→ WORK TO BE COMPLETED
From the first line to the last, retype the listing without any alteration.

________________

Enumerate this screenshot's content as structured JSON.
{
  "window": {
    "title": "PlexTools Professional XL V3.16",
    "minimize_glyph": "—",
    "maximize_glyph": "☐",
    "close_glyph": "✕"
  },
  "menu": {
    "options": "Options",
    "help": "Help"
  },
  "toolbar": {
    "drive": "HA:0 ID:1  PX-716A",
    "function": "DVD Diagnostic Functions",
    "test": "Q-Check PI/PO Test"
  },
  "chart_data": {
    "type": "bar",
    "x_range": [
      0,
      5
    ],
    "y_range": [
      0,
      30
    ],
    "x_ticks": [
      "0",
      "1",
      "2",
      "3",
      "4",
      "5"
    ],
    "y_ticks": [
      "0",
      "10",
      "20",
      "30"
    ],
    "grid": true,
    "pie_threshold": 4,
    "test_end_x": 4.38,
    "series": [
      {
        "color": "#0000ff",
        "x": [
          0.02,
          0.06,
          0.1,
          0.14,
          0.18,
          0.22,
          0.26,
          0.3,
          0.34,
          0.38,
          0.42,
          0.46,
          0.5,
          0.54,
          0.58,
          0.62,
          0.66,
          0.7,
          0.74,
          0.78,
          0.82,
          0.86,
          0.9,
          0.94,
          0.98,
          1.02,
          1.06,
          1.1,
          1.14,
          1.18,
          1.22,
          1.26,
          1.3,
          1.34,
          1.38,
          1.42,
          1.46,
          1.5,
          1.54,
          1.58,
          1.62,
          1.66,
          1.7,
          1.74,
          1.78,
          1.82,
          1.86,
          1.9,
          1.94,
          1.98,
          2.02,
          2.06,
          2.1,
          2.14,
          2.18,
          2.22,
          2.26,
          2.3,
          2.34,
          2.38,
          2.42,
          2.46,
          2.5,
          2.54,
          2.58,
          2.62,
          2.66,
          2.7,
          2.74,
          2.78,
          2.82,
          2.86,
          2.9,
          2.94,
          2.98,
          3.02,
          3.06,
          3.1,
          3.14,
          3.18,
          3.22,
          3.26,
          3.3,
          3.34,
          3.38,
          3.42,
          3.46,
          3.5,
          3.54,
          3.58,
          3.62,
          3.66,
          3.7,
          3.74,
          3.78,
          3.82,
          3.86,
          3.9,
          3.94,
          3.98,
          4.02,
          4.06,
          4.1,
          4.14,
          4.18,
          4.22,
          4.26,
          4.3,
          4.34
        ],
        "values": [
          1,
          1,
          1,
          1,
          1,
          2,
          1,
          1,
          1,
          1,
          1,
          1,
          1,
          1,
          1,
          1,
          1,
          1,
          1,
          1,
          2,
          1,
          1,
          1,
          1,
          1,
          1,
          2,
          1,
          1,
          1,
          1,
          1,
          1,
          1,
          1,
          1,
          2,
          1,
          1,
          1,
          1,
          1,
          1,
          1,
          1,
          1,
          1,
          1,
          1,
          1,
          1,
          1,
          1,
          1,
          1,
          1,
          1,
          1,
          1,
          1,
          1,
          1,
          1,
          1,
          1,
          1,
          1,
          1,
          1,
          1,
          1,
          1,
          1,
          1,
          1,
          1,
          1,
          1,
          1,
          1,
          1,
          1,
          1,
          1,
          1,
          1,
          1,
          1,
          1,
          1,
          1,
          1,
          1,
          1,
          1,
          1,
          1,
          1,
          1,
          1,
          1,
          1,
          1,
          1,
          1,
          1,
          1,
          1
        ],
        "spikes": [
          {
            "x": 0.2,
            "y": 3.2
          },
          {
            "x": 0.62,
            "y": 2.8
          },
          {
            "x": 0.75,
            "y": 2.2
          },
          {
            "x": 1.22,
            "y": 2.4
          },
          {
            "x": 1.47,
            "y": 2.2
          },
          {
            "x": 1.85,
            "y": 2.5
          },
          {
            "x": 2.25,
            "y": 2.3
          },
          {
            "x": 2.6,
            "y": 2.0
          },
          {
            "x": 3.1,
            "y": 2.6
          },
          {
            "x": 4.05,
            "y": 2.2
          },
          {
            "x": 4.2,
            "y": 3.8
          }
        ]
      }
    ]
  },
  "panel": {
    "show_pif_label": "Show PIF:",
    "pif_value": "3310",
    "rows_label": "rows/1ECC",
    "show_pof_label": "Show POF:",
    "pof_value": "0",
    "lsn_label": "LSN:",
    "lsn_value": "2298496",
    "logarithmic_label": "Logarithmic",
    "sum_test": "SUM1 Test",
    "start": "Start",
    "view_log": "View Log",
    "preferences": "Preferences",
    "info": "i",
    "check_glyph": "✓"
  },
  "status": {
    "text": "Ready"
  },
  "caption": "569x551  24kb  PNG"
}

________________

→ EXPECTED ANSWER
Enumerate this screenshot's content as structured JSON.
{
  "window": {
    "title": "PlexTools Professional XL V3.16",
    "minimize_glyph": "—",
    "maximize_glyph": "☐",
    "close_glyph": "✕"
  },
  "menu": {
    "options": "Options",
    "help": "Help"
  },
  "toolbar": {
    "drive": "HA:0 ID:1  PX-716A",
    "function": "DVD Diagnostic Functions",
    "test": "Q-Check PI/PO Test"
  },
  "chart_data": {
    "type": "bar",
    "x_range": [
      0,
      5
    ],
    "y_range": [
      0,
      30
    ],
    "x_ticks": [
      "0",
      "1",
      "2",
      "3",
      "4",
      "5"
    ],
    "y_ticks": [
      "0",
      "10",
      "20",
      "30"
    ],
    "grid": true,
    "pie_threshold": 4,
    "test_end_x": 4.38,
    "series": [
      {
        "color": "#0000ff",
        "x": [
          0.02,
          0.06,
          0.1,
          0.14,
          0.18,
          0.22,
          0.26,
          0.3,
          0.34,
          0.38,
          0.42,
          0.46,
          0.5,
          0.54,
          0.58,
          0.62,
          0.66,
          0.7,
          0.74,
          0.78,
          0.82,
          0.86,
          0.9,
          0.94,
          0.98,
          1.02,
          1.06,
          1.1,
          1.14,
          1.18,
          1.22,
          1.26,
          1.3,
          1.34,
          1.38,
          1.42,
          1.46,
          1.5,
          1.54,
          1.58,
          1.62,
          1.66,
          1.7,
          1.74,
          1.78,
          1.82,
          1.86,
          1.9,
          1.94,
          1.98,
          2.02,
          2.06,
          2.1,
          2.14,
          2.18,
          2.22,
          2.26,
          2.3,
          2.34,
          2.38,
          2.42,
          2.46,
          2.5,
          2.54,
          2.58,
          2.62,
          2.66,
          2.7,
          2.74,
          2.78,
          2.82,
          2.86,
          2.9,
          2.94,
          2.98,
          3.02,
          3.06,
          3.1,
          3.14,
          3.18,
          3.22,
          3.26,
          3.3,
          3.34,
          3.38,
          3.42,
          3.46,
          3.5,
          3.54,
          3.58,
          3.62,
          3.66,
          3.7,
          3.74,
          3.78,
          3.82,
          3.86,
          3.9,
          3.94,
          3.98,
          4.02,
          4.06,
          4.1,
          4.14,
          4.18,
          4.22,
          4.26,
          4.3,
          4.34
        ],
        "values": [
          1,
          1,
          1,
          1,
          1,
          2,
          1,
          1,
          1,
          1,
          1,
          1,
          1,
          1,
          1,
          1,
          1,
          1,
          1,
          1,
          2,
          1,
          1,
          1,
          1,
          1,
          1,
          2,
          1,
          1,
          1,
          1,
          1,
          1,
          1,
          1,
          1,
          2,
          1,
          1,
          1,
          1,
          1,
          1,
          1,
          1,
          1,
          1,
          1,
          1,
          1,
          1,
          1,
          1,
          1,
          1,
          1,
          1,
          1,
          1,
          1,
          1,
          1,
          1,
          1,
          1,
          1,
          1,
          1,
          1,
          1,
          1,
          1,
          1,
          1,
          1,
          1,
          1,
          1,
          1,
          1,
          1,
          1,
          1,
          1,
          1,
          1,
          1,
          1,
          1,
          1,
          1,
          1,
          1,
          1,
          1,
          1,
          1,
          1,
          1,
          1,
          1,
          1,
          1,
          1,
          1,
          1,
          1,
          1
        ],
        "spikes": [
          {
            "x": 0.2,
            "y": 3.2
          },
          {
            "x": 0.62,
            "y": 2.8
          },
          {
            "x": 0.75,
            "y": 2.2
          },
          {
            "x": 1.22,
            "y": 2.4
          },
          {
            "x": 1.47,
            "y": 2.2
          },
          {
            "x": 1.85,
            "y": 2.5
          },
          {
            "x": 2.25,
            "y": 2.3
          },
          {
            "x": 2.6,
            "y": 2.0
          },
          {
            "x": 3.1,
            "y": 2.6
          },
          {
            "x": 4.05,
            "y": 2.2
          },
          {
            "x": 4.2,
            "y": 3.8
          }
        ]
      }
    ]
  },
  "panel": {
    "show_pif_label": "Show PIF:",
    "pif_value": "3310",
    "rows_label": "rows/1ECC",
    "show_pof_label": "Show POF:",
    "pof_value": "0",
    "lsn_label": "LSN:",
    "lsn_value": "2298496",
    "logarithmic_label": "Logarithmic",
    "sum_test": "SUM1 Test",
    "start": "Start",
    "view_log": "View Log",
    "preferences": "Preferences",
    "info": "i",
    "check_glyph": "✓"
  },
  "status": {
    "text": "Ready"
  },
  "caption": "569x551  24kb  PNG"
}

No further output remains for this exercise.